In Joel, the people of God and the land of God are suffering due to sin (Joel 1:6-8, 10, 17-18, 20). Because of this, the worship of the people of God—which was so central to their social and political life—suffered as well (1:9, 13). The source of this suffering came from a terrible locust hoard which caused devastation and famine in the land (1:4-5). Yet, Joel makes it very clear that, although this was the Lord’s land, all of this suffering came as an act His judgment: “The day of the LORD is near, and as destruction from the Almighty it comes” (Joel 1:15). Some believe the locusts of chapter one is a metaphor for the foreign armies of chapter two (Joel 2:1-3). Either way, the point is made clear: God was acting in judgment against his people for their sin, and the land was suffering for it. The Garden of Eden was made a desolate wasteland (2:3).
What a terrifying thought that the Lord would act in such severe judgment against the people of His heritage (Hos. 3:2). As we read further though, we recognize that these actions aren’t meant for Israel’s extermination but for her redemption:
“’Yet even now,’ declares the Lord,
‘return to me with all your heart,
with fasting, with weeping, and with mourning;
and rend your hearts and not your garments.’
Return to the Lord your God,
for he is gracious and merciful,
slow to anger, and abounding in steadfast love;
and he relents over disaster.”
These trials are disciplinary in nature. They are meant to wake Israel to her sin, so that she will “call a solemn assembly” in which the nation repents (2:15-16). On the other side of this repentance is a wonderful promise:
“Who knows whether he will not turn and relent,
and leave a blessing behind him,
a grain offering and a drink offering
for the Lord your God?”—Joel 2:14
There is this imagery of God walking through the land of Israel in unrelenting judgment, pouring out his wrath on the people and the land. Yet, once the people repent he leaves a “blessing behind him.” This blessing results in the restoration of relationship and worship of the Lord (“a grain and drink offering for the Lord your God”), as well as the redemption of the land (2:21-22), and the happiness and satisfaction of the people (2:19, 26). God’s disciplinary judgment is an avenue of unimaginable blessing and restoration. Similar to a father who must at times discipline his children and direct them in the correct path for their happiness and satisfaction, so the Lord sometimes allows/uses struggles in our life to bring us back to Him.

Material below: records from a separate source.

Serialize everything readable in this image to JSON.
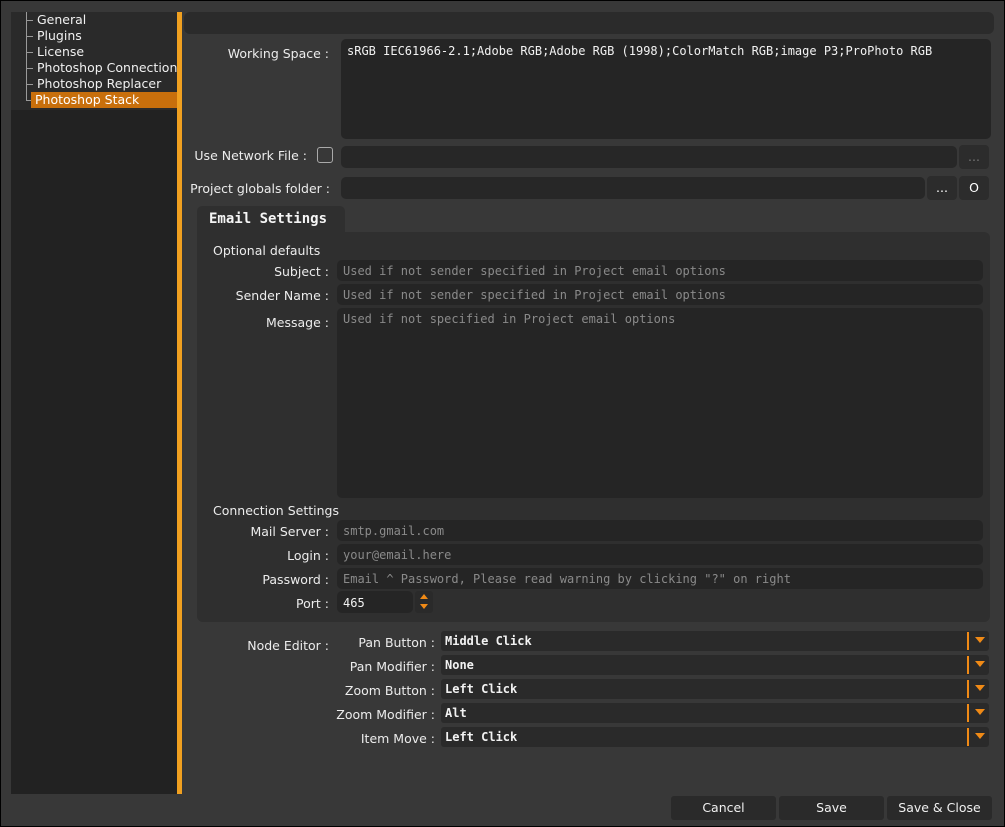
{
  "sidebar": {
    "items": [
      {
        "label": "General"
      },
      {
        "label": "Plugins"
      },
      {
        "label": "License"
      },
      {
        "label": "Photoshop Connection"
      },
      {
        "label": "Photoshop Replacer"
      },
      {
        "label": "Photoshop Stack",
        "selected": true
      }
    ]
  },
  "working_space": {
    "label": "Working Space :",
    "value": "sRGB IEC61966-2.1;Adobe RGB;Adobe RGB (1998);ColorMatch RGB;image P3;ProPhoto RGB"
  },
  "network_file": {
    "label": "Use Network File :",
    "checked": false,
    "value": "",
    "browse_label": "..."
  },
  "globals_folder": {
    "label": "Project globals folder :",
    "value": "",
    "browse_label": "...",
    "open_label": "O"
  },
  "email": {
    "tab_label": "Email Settings",
    "optional_defaults": "Optional defaults",
    "subject_label": "Subject :",
    "subject_placeholder": "Used if not sender specified in Project email options",
    "sender_label": "Sender Name :",
    "sender_placeholder": "Used if not sender specified in Project email options",
    "message_label": "Message :",
    "message_placeholder": "Used if not specified in Project email options",
    "connection_settings": "Connection Settings",
    "server_label": "Mail Server :",
    "server_placeholder": "smtp.gmail.com",
    "login_label": "Login :",
    "login_placeholder": "your@email.here",
    "password_label": "Password :",
    "password_placeholder": "Email ^ Password, Please read warning by clicking \"?\" on right",
    "port_label": "Port :",
    "port_value": "465"
  },
  "node_editor": {
    "label": "Node Editor :",
    "pan_button_label": "Pan Button :",
    "pan_button_value": "Middle Click",
    "pan_modifier_label": "Pan Modifier :",
    "pan_modifier_value": "None",
    "zoom_button_label": "Zoom Button :",
    "zoom_button_value": "Left Click",
    "zoom_modifier_label": "Zoom Modifier :",
    "zoom_modifier_value": "Alt",
    "item_move_label": "Item Move :",
    "item_move_value": "Left Click"
  },
  "footer": {
    "cancel_label": "Cancel",
    "save_label": "Save",
    "save_close_label": "Save & Close"
  },
  "colors": {
    "accent": "#f0a020",
    "selection": "#c86f0c",
    "dropdown_accent": "#f08a16"
  }
}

This doesn’t mean that every difficulty you go through is the direct cause of God’s disciplinary purpose. It does mean that we can trust in the inevitable goodness of God’s grace to see us through our darkest hours. It means that, when everything else seems questionable and unstable, we can place our trust in the steadfast love of the Lord (2:13). What joy and hope there is in knowing that we serve a God who, although at times must discipline His children for their good, ultimately desires to leave “a blessing behind Him.”